If you have spotted mysterious objects in the sky recently, you are not alone. Reports of unidentified flying objects in the US increased by 1,000 last year, although many of those UFOs turned out to have been aircraft, drones and satellites. There are a lot of the latter floating around.
Elon Musk added even more this week, with the launch of a further 60 Starlink communications satellites aboard one of SpaceX's Falcon 9 rockets. He now has 1,400 satellites aloft to provide broadband internet access in places where it is scarce, and he shows no signs of slowing down.
A new space race is under way, not far above our heads. Musk has taken the lead in constellations of small satellites but he is being chased by Amazon among others. OneWeb, which the UK government helped to rescue from bankruptcy last year, this week gained a US$550 million ($758.5m) investment from Eutelsat and plans to have 648 internet satellites in low-earth orbit.
Who runs this show? Governments ruled the skies in the days of Sputnik and the Apollo missions, but the closest thing to a space dictator these days is Musk, the founder of SpaceX and Tesla. Starlink's terms of service say it falls under California law but that if it extends its reach to Mars "no Earth-based government has authority or sovereignty over Martian activities".
This sounds like a joke, but Musk's jokes have a habit of coming true. Nasa now depends on him heavily: SpaceX's Falcon 9 rocket lifted astronauts to the International Space Station last week and Nasa plans to use its Starship landing craft to return humans to the moon by 2025, more than half a century after the last Apollo landing mission.
The commercial rush to stake out territory in space is taking place at far lower altitudes, and in considerably higher quantities. The Federal Communications Commission this week gave SpaceX permission to fly 4,400 Starlink satellites about 550km above the Earth, compared with the 36,000km of stationary orbit satellites.
Amazon has authority to place 3,200 of its Kuiper satellites in orbit just above those of SpaceX, and the latter applied last year for approval for full constellation of 42,000, although it might be ambitious even for Musk. At this rate, there will not be much orbital space left without a satellite in it.
The balance of space power has tilted from countries to companies. Euroconsult estimates that 1,250 satellites will be launched annually this decade, 70 per cent of them for commercial purposes. The US Department of Defense has even turned to Musk for its own missile-tracking, low-earth orbit satellites, giving SpaceX a US$149m contract to build four, with more to follow.

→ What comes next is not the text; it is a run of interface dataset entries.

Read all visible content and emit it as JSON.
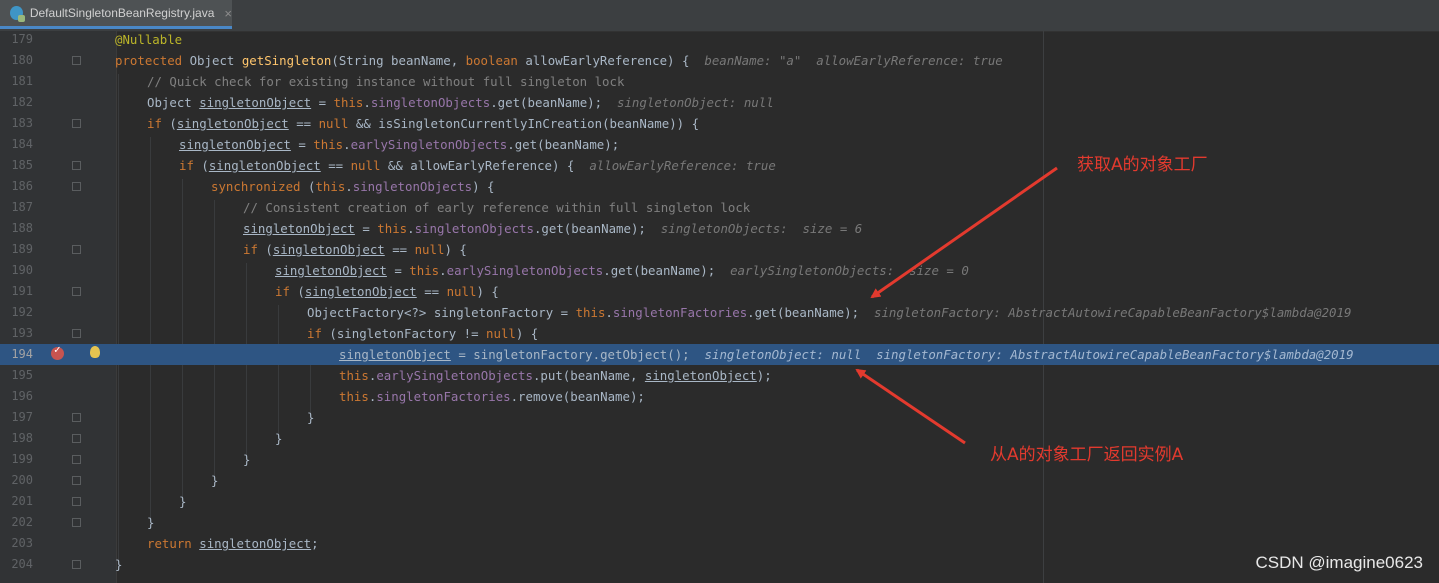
{
  "tab": {
    "filename": "DefaultSingletonBeanRegistry.java",
    "close": "×"
  },
  "lines": [
    {
      "n": "179"
    },
    {
      "n": "180"
    },
    {
      "n": "181"
    },
    {
      "n": "182"
    },
    {
      "n": "183"
    },
    {
      "n": "184"
    },
    {
      "n": "185"
    },
    {
      "n": "186"
    },
    {
      "n": "187"
    },
    {
      "n": "188"
    },
    {
      "n": "189"
    },
    {
      "n": "190"
    },
    {
      "n": "191"
    },
    {
      "n": "192"
    },
    {
      "n": "193"
    },
    {
      "n": "194"
    },
    {
      "n": "195"
    },
    {
      "n": "196"
    },
    {
      "n": "197"
    },
    {
      "n": "198"
    },
    {
      "n": "199"
    },
    {
      "n": "200"
    },
    {
      "n": "201"
    },
    {
      "n": "202"
    },
    {
      "n": "203"
    },
    {
      "n": "204"
    }
  ],
  "code": {
    "l179": "@Nullable",
    "l180_kw": "protected",
    "l180_a": " Object ",
    "l180_fn": "getSingleton",
    "l180_b": "(String beanName, ",
    "l180_kw2": "boolean",
    "l180_c": " allowEarlyReference) {  ",
    "l180_inlay": "beanName: \"a\"  allowEarlyReference: true",
    "l181": "// Quick check for existing instance without full singleton lock",
    "l182_a": "Object ",
    "l182_v": "singletonObject",
    "l182_b": " = ",
    "l182_kw": "this",
    "l182_c": ".",
    "l182_f": "singletonObjects",
    "l182_d": ".get(beanName);  ",
    "l182_inlay": "singletonObject: null",
    "l183_kw": "if",
    "l183_a": " (",
    "l183_v": "singletonObject",
    "l183_b": " == ",
    "l183_kw2": "null",
    "l183_c": " && isSingletonCurrentlyInCreation(beanName)) {",
    "l184_v": "singletonObject",
    "l184_a": " = ",
    "l184_kw": "this",
    "l184_b": ".",
    "l184_f": "earlySingletonObjects",
    "l184_c": ".get(beanName);",
    "l185_kw": "if",
    "l185_a": " (",
    "l185_v": "singletonObject",
    "l185_b": " == ",
    "l185_kw2": "null",
    "l185_c": " && allowEarlyReference) {  ",
    "l185_inlay": "allowEarlyReference: true",
    "l186_kw": "synchronized",
    "l186_a": " (",
    "l186_kw2": "this",
    "l186_b": ".",
    "l186_f": "singletonObjects",
    "l186_c": ") {",
    "l187": "// Consistent creation of early reference within full singleton lock",
    "l188_v": "singletonObject",
    "l188_a": " = ",
    "l188_kw": "this",
    "l188_b": ".",
    "l188_f": "singletonObjects",
    "l188_c": ".get(beanName);  ",
    "l188_inlay": "singletonObjects:  size = 6",
    "l189_kw": "if",
    "l189_a": " (",
    "l189_v": "singletonObject",
    "l189_b": " == ",
    "l189_kw2": "null",
    "l189_c": ") {",
    "l190_v": "singletonObject",
    "l190_a": " = ",
    "l190_kw": "this",
    "l190_b": ".",
    "l190_f": "earlySingletonObjects",
    "l190_c": ".get(beanName);  ",
    "l190_inlay": "earlySingletonObjects:  size = 0",
    "l191_kw": "if",
    "l191_a": " (",
    "l191_v": "singletonObject",
    "l191_b": " == ",
    "l191_kw2": "null",
    "l191_c": ") {",
    "l192_a": "ObjectFactory<?> singletonFactory = ",
    "l192_kw": "this",
    "l192_b": ".",
    "l192_f": "singletonFactories",
    "l192_c": ".get(beanName);  ",
    "l192_inlay": "singletonFactory: AbstractAutowireCapableBeanFactory$lambda@2019",
    "l193_kw": "if",
    "l193_a": " (singletonFactory != ",
    "l193_kw2": "null",
    "l193_b": ") {",
    "l194_v": "singletonObject",
    "l194_a": " = singletonFactory.getObject();  ",
    "l194_inlay": "singletonObject: null  singletonFactory: AbstractAutowireCapableBeanFactory$lambda@2019",
    "l195_kw": "this",
    "l195_a": ".",
    "l195_f": "earlySingletonObjects",
    "l195_b": ".put(beanName, ",
    "l195_v": "singletonObject",
    "l195_c": ");",
    "l196_kw": "this",
    "l196_a": ".",
    "l196_f": "singletonFactories",
    "l196_b": ".remove(beanName);",
    "brace": "}",
    "l203_kw": "return",
    "l203_a": " ",
    "l203_v": "singletonObject",
    "l203_b": ";"
  },
  "annotations": {
    "top": "获取A的对象工厂",
    "bottom": "从A的对象工厂返回实例A",
    "color": "#e33a2e"
  },
  "watermark": "CSDN @imagine0623",
  "icons": [
    "java-class-icon",
    "breakpoint-icon",
    "lightbulb-icon",
    "fold-icon"
  ]
}
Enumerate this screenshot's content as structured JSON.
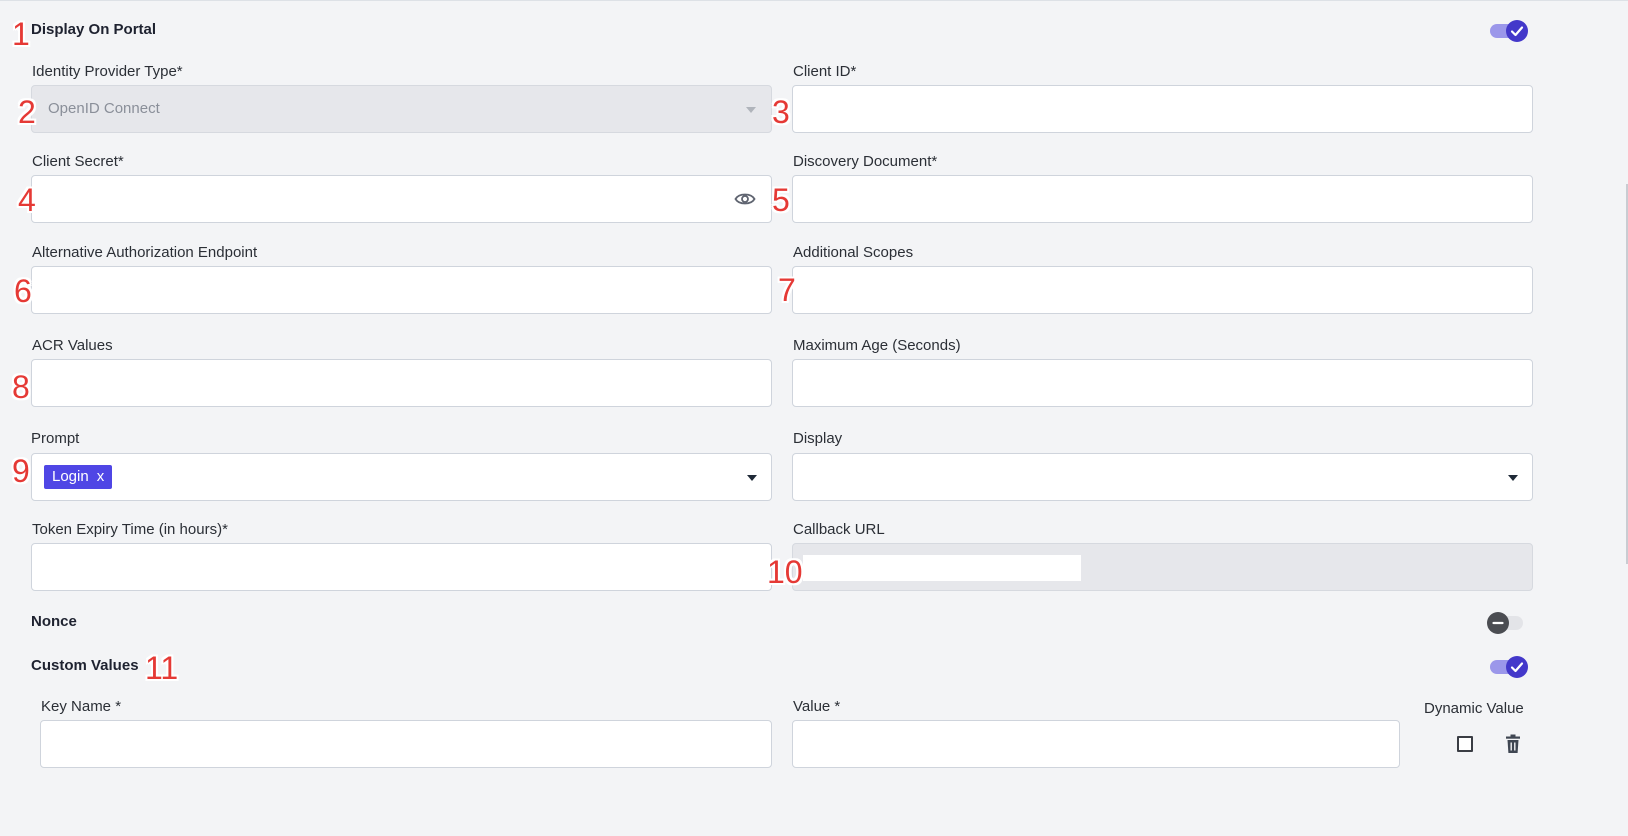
{
  "display_on_portal": {
    "label": "Display On Portal",
    "enabled": true
  },
  "identity_provider_type": {
    "label": "Identity Provider Type*",
    "value": "OpenID Connect"
  },
  "client_id": {
    "label": "Client ID*",
    "value": ""
  },
  "client_secret": {
    "label": "Client Secret*",
    "value": "",
    "icon": "eye-icon"
  },
  "discovery_document": {
    "label": "Discovery Document*",
    "value": ""
  },
  "alt_auth_endpoint": {
    "label": "Alternative Authorization Endpoint",
    "value": ""
  },
  "additional_scopes": {
    "label": "Additional Scopes",
    "value": ""
  },
  "acr_values": {
    "label": "ACR Values",
    "value": ""
  },
  "max_age": {
    "label": "Maximum Age (Seconds)",
    "value": ""
  },
  "prompt": {
    "label": "Prompt",
    "chips": [
      {
        "label": "Login",
        "remove": "x"
      }
    ]
  },
  "display": {
    "label": "Display",
    "value": ""
  },
  "token_expiry": {
    "label": "Token Expiry Time (in hours)*",
    "value": ""
  },
  "callback_url": {
    "label": "Callback URL",
    "value": ""
  },
  "nonce": {
    "label": "Nonce",
    "enabled": false
  },
  "custom_values": {
    "label": "Custom Values",
    "enabled": true,
    "key_name_label": "Key Name *",
    "value_label": "Value *",
    "dynamic_value_label": "Dynamic Value",
    "rows": [
      {
        "key": "",
        "value": "",
        "dynamic": false
      }
    ]
  },
  "annotations": [
    "1",
    "2",
    "3",
    "4",
    "5",
    "6",
    "7",
    "8",
    "9",
    "10",
    "11"
  ],
  "colors": {
    "accent": "#4f46e5",
    "annotation": "#e53935",
    "background": "#f3f4f6"
  }
}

Musk offers value for money as well as entertainment value. Having built a rocket that is reusable, with one stage lowering itself back on to a landing craft after every outing, SpaceX has pushed down its costs. There have now been 114 Falcon 9 launches and you can book one for US$62m, which seems a bargain for a space rocket.
But that leaves SpaceX and other private sector operators at the controls of orbital space. The vision of outer space exploration and of humans living on colonies on Mars is useful for stoking excitement, but much of the commercial action is taking place a fraction of the distance away.

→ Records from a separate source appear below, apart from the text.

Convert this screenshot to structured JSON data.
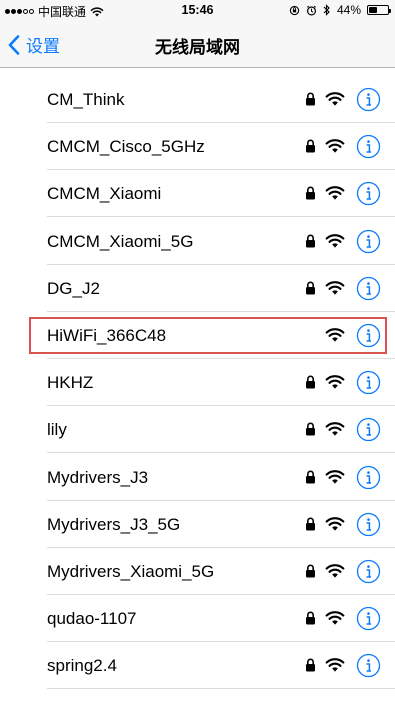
{
  "status_bar": {
    "carrier": "中国联通",
    "time": "15:46",
    "battery": "44%",
    "battery_level": 0.44,
    "signal_bars": 3,
    "icons": [
      "wifi-icon",
      "orientation-lock-icon",
      "alarm-icon",
      "bluetooth-icon",
      "battery-icon"
    ]
  },
  "nav": {
    "back_label": "设置",
    "title": "无线局域网"
  },
  "networks": [
    {
      "name": "CM_Think",
      "secured": true
    },
    {
      "name": "CMCM_Cisco_5GHz",
      "secured": true
    },
    {
      "name": "CMCM_Xiaomi",
      "secured": true
    },
    {
      "name": "CMCM_Xiaomi_5G",
      "secured": true
    },
    {
      "name": "DG_J2",
      "secured": true
    },
    {
      "name": "HiWiFi_366C48",
      "secured": false,
      "highlighted": true
    },
    {
      "name": "HKHZ",
      "secured": true
    },
    {
      "name": "lily",
      "secured": true
    },
    {
      "name": "Mydrivers_J3",
      "secured": true
    },
    {
      "name": "Mydrivers_J3_5G",
      "secured": true
    },
    {
      "name": "Mydrivers_Xiaomi_5G",
      "secured": true
    },
    {
      "name": "qudao-1107",
      "secured": true
    },
    {
      "name": "spring2.4",
      "secured": true
    }
  ],
  "colors": {
    "accent": "#0a7aff",
    "highlight": "#d9534f"
  }
}
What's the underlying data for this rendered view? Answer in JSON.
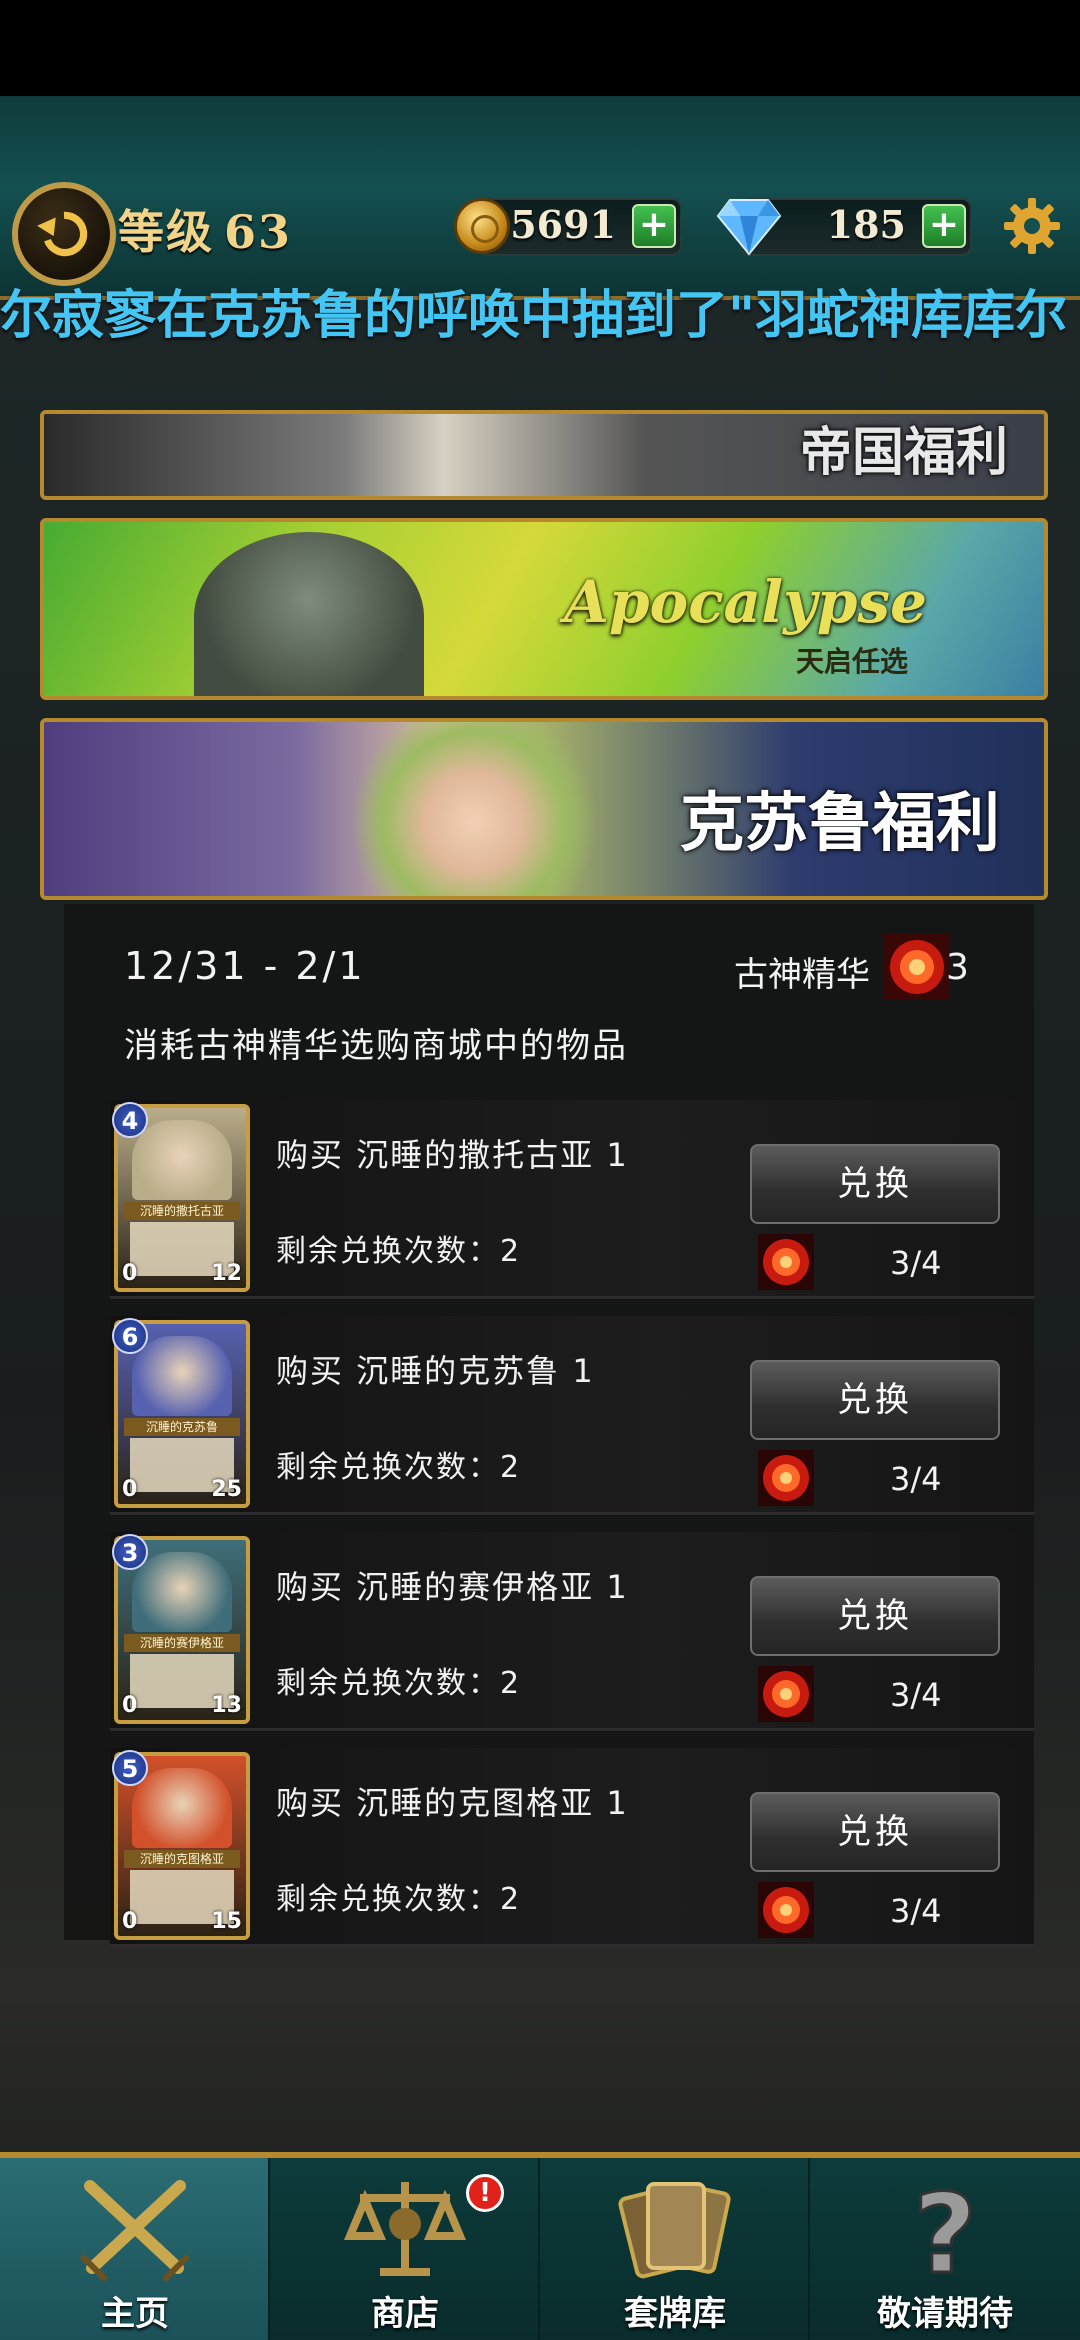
{
  "header": {
    "level_label": "等级",
    "level_value": "63",
    "coins": "5691",
    "gems": "185",
    "plus_symbol": "+"
  },
  "ticker": "尔寂寥在克苏鲁的呼唤中抽到了\"羽蛇神库库尔",
  "banners": [
    {
      "title": "帝国福利"
    },
    {
      "title": "Apocalypse",
      "subtitle": "天启任选"
    },
    {
      "title": "克苏鲁福利"
    }
  ],
  "shop": {
    "date_range": "12/31 - 2/1",
    "essence_label": "古神精华",
    "essence_count": "3",
    "description": "消耗古神精华选购商城中的物品",
    "redeem_label": "兑换",
    "items": [
      {
        "title": "购买 沉睡的撒托古亚 1",
        "remain": "剩余兑换次数：2",
        "cost": "3/4",
        "card": {
          "cost": "4",
          "name": "沉睡的撒托古亚",
          "atk": "0",
          "hp": "12",
          "color": "#b9ad8a"
        }
      },
      {
        "title": "购买 沉睡的克苏鲁 1",
        "remain": "剩余兑换次数：2",
        "cost": "3/4",
        "card": {
          "cost": "6",
          "name": "沉睡的克苏鲁",
          "atk": "0",
          "hp": "25",
          "color": "#5661b0"
        }
      },
      {
        "title": "购买 沉睡的赛伊格亚 1",
        "remain": "剩余兑换次数：2",
        "cost": "3/4",
        "card": {
          "cost": "3",
          "name": "沉睡的赛伊格亚",
          "atk": "0",
          "hp": "13",
          "color": "#3f6e7a"
        }
      },
      {
        "title": "购买 沉睡的克图格亚 1",
        "remain": "剩余兑换次数：2",
        "cost": "3/4",
        "card": {
          "cost": "5",
          "name": "沉睡的克图格亚",
          "atk": "0",
          "hp": "15",
          "color": "#d2502a"
        }
      }
    ]
  },
  "nav": {
    "items": [
      {
        "label": "主页",
        "icon": "crossed-swords-icon"
      },
      {
        "label": "商店",
        "icon": "scales-icon"
      },
      {
        "label": "套牌库",
        "icon": "card-deck-icon"
      },
      {
        "label": "敬请期待",
        "icon": "question-mark-icon"
      }
    ],
    "shop_badge": "!"
  },
  "colors": {
    "gold": "#c09b47",
    "ticker": "#43c6f3",
    "teal": "#145050"
  }
}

This includes low-orbit space jaunts, which Virgin Galactic is now hoping to offer to its first customers next year, and broadband internet access. Low-earth orbit satellites can provide faster broadband, with lower latency, than existing services that beam their signals from further out.
It could be good for humanity: 70 per cent of households in low income countries are not reached by fixed broadband, according to Boston Consulting Group, and internet access can be patchy even across swaths of the US. But satellite constellations also bring their own problems.
One is that they can sometimes be seen in the night sky, especially just before dawn and after dusk. That multiplies UFO sightings and causes difficulties for astronomers as satellites reflect sunlight to earth, leaving streaks across images. SpaceX has been trying to remedy this by putting visors on satellites and changing their angles, but they cannot be made invisible.
A second is clutter. There is a huge amount of space junk after decades of activity — 930,000 objects larger than 1cm in diameter are already in orbit, with the potential to damage spacecraft. SpaceX says Starlink satellites will fall from orbit and burn up after use, but the sheer volume of new satellites makes the risk of accidents uncomfortably high.
Whatever the dangers, Musk and fellow entrepreneurs are heading beyond the power of nations to restrain them. Satellite and spectrum licences are given by bodies such as the FCC and the International Telecommunication Union, but the US government has a stake in SpaceX being successful enough to support its own missions.
It is not a secret that Musk intends to boldly go where no regulator can reach him. Gaze up into the night sky and you may see evidence that his plan to conquer space is working.
Written by: John Gapper
© Financial Times